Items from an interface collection
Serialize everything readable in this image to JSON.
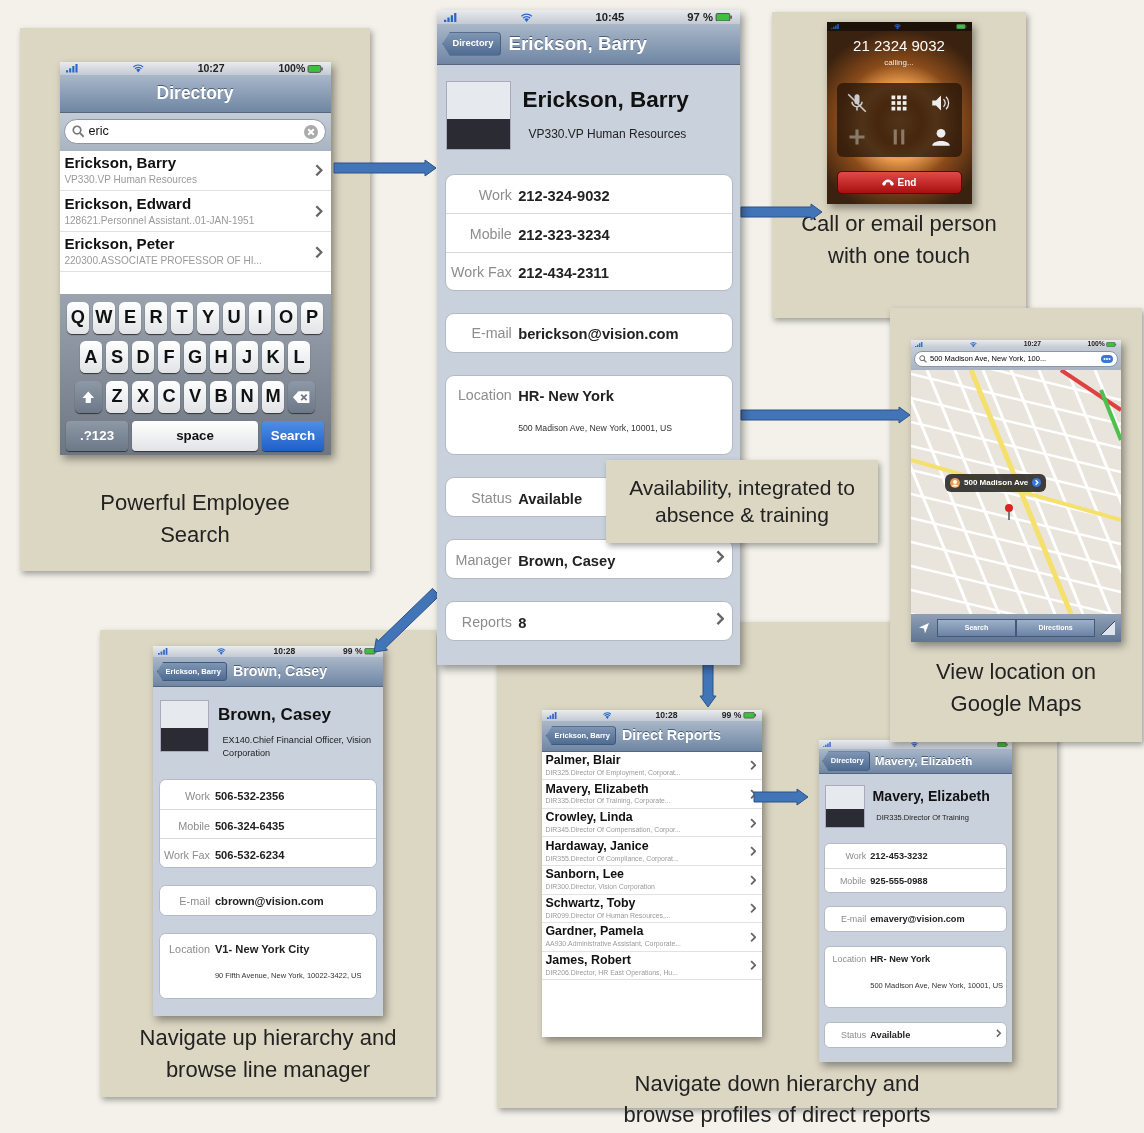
{
  "search_screen": {
    "status_bar": {
      "time": "10:27",
      "battery": "100%"
    },
    "title": "Directory",
    "search": {
      "value": "eric"
    },
    "results": [
      {
        "name": "Erickson, Barry",
        "detail": "VP330.VP Human Resources"
      },
      {
        "name": "Erickson, Edward",
        "detail": "128621.Personnel Assistant..01-JAN-1951"
      },
      {
        "name": "Erickson, Peter",
        "detail": "220300.ASSOCIATE PROFESSOR OF HI..."
      }
    ],
    "keyboard": {
      "rows": [
        [
          "Q",
          "W",
          "E",
          "R",
          "T",
          "Y",
          "U",
          "I",
          "O",
          "P"
        ],
        [
          "A",
          "S",
          "D",
          "F",
          "G",
          "H",
          "J",
          "K",
          "L"
        ],
        [
          "Z",
          "X",
          "C",
          "V",
          "B",
          "N",
          "M"
        ]
      ],
      "bottom_keys": [
        ".?123",
        "space",
        "Search"
      ]
    },
    "caption": "Powerful Employee Search"
  },
  "profile_screen": {
    "status_bar": {
      "time": "10:45",
      "battery": "97 %"
    },
    "back": "Directory",
    "title": "Erickson, Barry",
    "name": "Erickson, Barry",
    "position": "VP330.VP Human Resources",
    "groups": [
      [
        {
          "label": "Work",
          "value": "212-324-9032",
          "arrow": false
        },
        {
          "label": "Mobile",
          "value": "212-323-3234",
          "arrow": false
        },
        {
          "label": "Work Fax",
          "value": "212-434-2311",
          "arrow": false
        }
      ],
      [
        {
          "label": "E-mail",
          "value": "berickson@vision.com",
          "arrow": false
        }
      ],
      [
        {
          "label": "Location",
          "value": "HR- New York",
          "address": "500 Madison Ave, New York, 10001, US",
          "arrow": false
        }
      ],
      [
        {
          "label": "Status",
          "value": "Available",
          "arrow": false
        }
      ],
      [
        {
          "label": "Manager",
          "value": "Brown, Casey",
          "arrow": true
        }
      ],
      [
        {
          "label": "Reports",
          "value": "8",
          "arrow": true
        }
      ]
    ]
  },
  "availability_note": "Availability, integrated to absence & training",
  "call_screen": {
    "number": "21 2324 9032",
    "status": "calling...",
    "end_button": "End",
    "caption": "Call or email person with one touch"
  },
  "map_screen": {
    "status_bar": {
      "time": "10:27",
      "battery": "100%"
    },
    "search": {
      "value": "500 Madison Ave, New York, 100..."
    },
    "pin_label": "500 Madison Ave",
    "toolbar": [
      "Search",
      "Directions"
    ],
    "caption": "View location on Google Maps"
  },
  "manager_screen": {
    "status_bar": {
      "time": "10:28",
      "battery": "99 %"
    },
    "back": "Erickson, Barry",
    "title": "Brown, Casey",
    "name": "Brown, Casey",
    "position": "EX140.Chief Financial Officer, Vision Corporation",
    "groups": [
      [
        {
          "label": "Work",
          "value": "506-532-2356",
          "arrow": false
        },
        {
          "label": "Mobile",
          "value": "506-324-6435",
          "arrow": false
        },
        {
          "label": "Work Fax",
          "value": "506-532-6234",
          "arrow": false
        }
      ],
      [
        {
          "label": "E-mail",
          "value": "cbrown@vision.com",
          "arrow": false
        }
      ],
      [
        {
          "label": "Location",
          "value": "V1- New York City",
          "address": "90 Fifth Avenue, New York, 10022-3422, US",
          "arrow": false
        }
      ]
    ],
    "caption": "Navigate up hierarchy and browse line manager"
  },
  "reports_screen": {
    "status_bar": {
      "time": "10:28",
      "battery": "99 %"
    },
    "back": "Erickson, Barry",
    "title": "Direct Reports",
    "people": [
      {
        "name": "Palmer, Blair",
        "detail": "DIR325.Director Of Employment, Corporat..."
      },
      {
        "name": "Mavery, Elizabeth",
        "detail": "DIR335.Director Of Training, Corporate..."
      },
      {
        "name": "Crowley, Linda",
        "detail": "DIR345.Director Of Compensation, Corpor..."
      },
      {
        "name": "Hardaway, Janice",
        "detail": "DIR355.Director Of Compliance, Corporat..."
      },
      {
        "name": "Sanborn, Lee",
        "detail": "DIR300.Director, Vision Corporation"
      },
      {
        "name": "Schwartz, Toby",
        "detail": "DIR099.Director Of Human Resources,..."
      },
      {
        "name": "Gardner, Pamela",
        "detail": "AA930.Administrative Assistant, Corporate..."
      },
      {
        "name": "James, Robert",
        "detail": "DIR206.Director, HR East Operations, Hu..."
      }
    ]
  },
  "report_profile_screen": {
    "back": "Directory",
    "title": "Mavery, Elizabeth",
    "name": "Mavery, Elizabeth",
    "position": "DIR335.Director Of Training",
    "groups": [
      [
        {
          "label": "Work",
          "value": "212-453-3232",
          "arrow": false
        },
        {
          "label": "Mobile",
          "value": "925-555-0988",
          "arrow": false
        }
      ],
      [
        {
          "label": "E-mail",
          "value": "emavery@vision.com",
          "arrow": false
        }
      ],
      [
        {
          "label": "Location",
          "value": "HR- New York",
          "address": "500 Madison Ave, New York, 10001, US",
          "arrow": false
        }
      ],
      [
        {
          "label": "Status",
          "value": "Available",
          "arrow": true
        }
      ]
    ]
  },
  "bottom_caption": "Navigate down hierarchy and browse profiles of direct reports"
}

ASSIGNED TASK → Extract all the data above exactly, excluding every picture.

SOLUTION FOR THIS EXERCISE →
Serialize everything readable in this image to JSON.
{
  "search_screen": {
    "status_bar": {
      "time": "10:27",
      "battery": "100%"
    },
    "title": "Directory",
    "search": {
      "value": "eric"
    },
    "results": [
      {
        "name": "Erickson, Barry",
        "detail": "VP330.VP Human Resources"
      },
      {
        "name": "Erickson, Edward",
        "detail": "128621.Personnel Assistant..01-JAN-1951"
      },
      {
        "name": "Erickson, Peter",
        "detail": "220300.ASSOCIATE PROFESSOR OF HI..."
      }
    ],
    "keyboard": {
      "rows": [
        [
          "Q",
          "W",
          "E",
          "R",
          "T",
          "Y",
          "U",
          "I",
          "O",
          "P"
        ],
        [
          "A",
          "S",
          "D",
          "F",
          "G",
          "H",
          "J",
          "K",
          "L"
        ],
        [
          "Z",
          "X",
          "C",
          "V",
          "B",
          "N",
          "M"
        ]
      ],
      "bottom_keys": [
        ".?123",
        "space",
        "Search"
      ]
    },
    "caption": "Powerful Employee Search"
  },
  "profile_screen": {
    "status_bar": {
      "time": "10:45",
      "battery": "97 %"
    },
    "back": "Directory",
    "title": "Erickson, Barry",
    "name": "Erickson, Barry",
    "position": "VP330.VP Human Resources",
    "groups": [
      [
        {
          "label": "Work",
          "value": "212-324-9032",
          "arrow": false
        },
        {
          "label": "Mobile",
          "value": "212-323-3234",
          "arrow": false
        },
        {
          "label": "Work Fax",
          "value": "212-434-2311",
          "arrow": false
        }
      ],
      [
        {
          "label": "E-mail",
          "value": "berickson@vision.com",
          "arrow": false
        }
      ],
      [
        {
          "label": "Location",
          "value": "HR- New York",
          "address": "500 Madison Ave, New York, 10001, US",
          "arrow": false
        }
      ],
      [
        {
          "label": "Status",
          "value": "Available",
          "arrow": false
        }
      ],
      [
        {
          "label": "Manager",
          "value": "Brown, Casey",
          "arrow": true
        }
      ],
      [
        {
          "label": "Reports",
          "value": "8",
          "arrow": true
        }
      ]
    ]
  },
  "availability_note": "Availability, integrated to absence & training",
  "call_screen": {
    "number": "21 2324 9032",
    "status": "calling...",
    "end_button": "End",
    "caption": "Call or email person with one touch"
  },
  "map_screen": {
    "status_bar": {
      "time": "10:27",
      "battery": "100%"
    },
    "search": {
      "value": "500 Madison Ave, New York, 100..."
    },
    "pin_label": "500 Madison Ave",
    "toolbar": [
      "Search",
      "Directions"
    ],
    "caption": "View location on Google Maps"
  },
  "manager_screen": {
    "status_bar": {
      "time": "10:28",
      "battery": "99 %"
    },
    "back": "Erickson, Barry",
    "title": "Brown, Casey",
    "name": "Brown, Casey",
    "position": "EX140.Chief Financial Officer, Vision Corporation",
    "groups": [
      [
        {
          "label": "Work",
          "value": "506-532-2356",
          "arrow": false
        },
        {
          "label": "Mobile",
          "value": "506-324-6435",
          "arrow": false
        },
        {
          "label": "Work Fax",
          "value": "506-532-6234",
          "arrow": false
        }
      ],
      [
        {
          "label": "E-mail",
          "value": "cbrown@vision.com",
          "arrow": false
        }
      ],
      [
        {
          "label": "Location",
          "value": "V1- New York City",
          "address": "90 Fifth Avenue, New York, 10022-3422, US",
          "arrow": false
        }
      ]
    ],
    "caption": "Navigate up hierarchy and browse line manager"
  },
  "reports_screen": {
    "status_bar": {
      "time": "10:28",
      "battery": "99 %"
    },
    "back": "Erickson, Barry",
    "title": "Direct Reports",
    "people": [
      {
        "name": "Palmer, Blair",
        "detail": "DIR325.Director Of Employment, Corporat..."
      },
      {
        "name": "Mavery, Elizabeth",
        "detail": "DIR335.Director Of Training, Corporate..."
      },
      {
        "name": "Crowley, Linda",
        "detail": "DIR345.Director Of Compensation, Corpor..."
      },
      {
        "name": "Hardaway, Janice",
        "detail": "DIR355.Director Of Compliance, Corporat..."
      },
      {
        "name": "Sanborn, Lee",
        "detail": "DIR300.Director, Vision Corporation"
      },
      {
        "name": "Schwartz, Toby",
        "detail": "DIR099.Director Of Human Resources,..."
      },
      {
        "name": "Gardner, Pamela",
        "detail": "AA930.Administrative Assistant, Corporate..."
      },
      {
        "name": "James, Robert",
        "detail": "DIR206.Director, HR East Operations, Hu..."
      }
    ]
  },
  "report_profile_screen": {
    "back": "Directory",
    "title": "Mavery, Elizabeth",
    "name": "Mavery, Elizabeth",
    "position": "DIR335.Director Of Training",
    "groups": [
      [
        {
          "label": "Work",
          "value": "212-453-3232",
          "arrow": false
        },
        {
          "label": "Mobile",
          "value": "925-555-0988",
          "arrow": false
        }
      ],
      [
        {
          "label": "E-mail",
          "value": "emavery@vision.com",
          "arrow": false
        }
      ],
      [
        {
          "label": "Location",
          "value": "HR- New York",
          "address": "500 Madison Ave, New York, 10001, US",
          "arrow": false
        }
      ],
      [
        {
          "label": "Status",
          "value": "Available",
          "arrow": true
        }
      ]
    ]
  },
  "bottom_caption": "Navigate down hierarchy and browse profiles of direct reports"
}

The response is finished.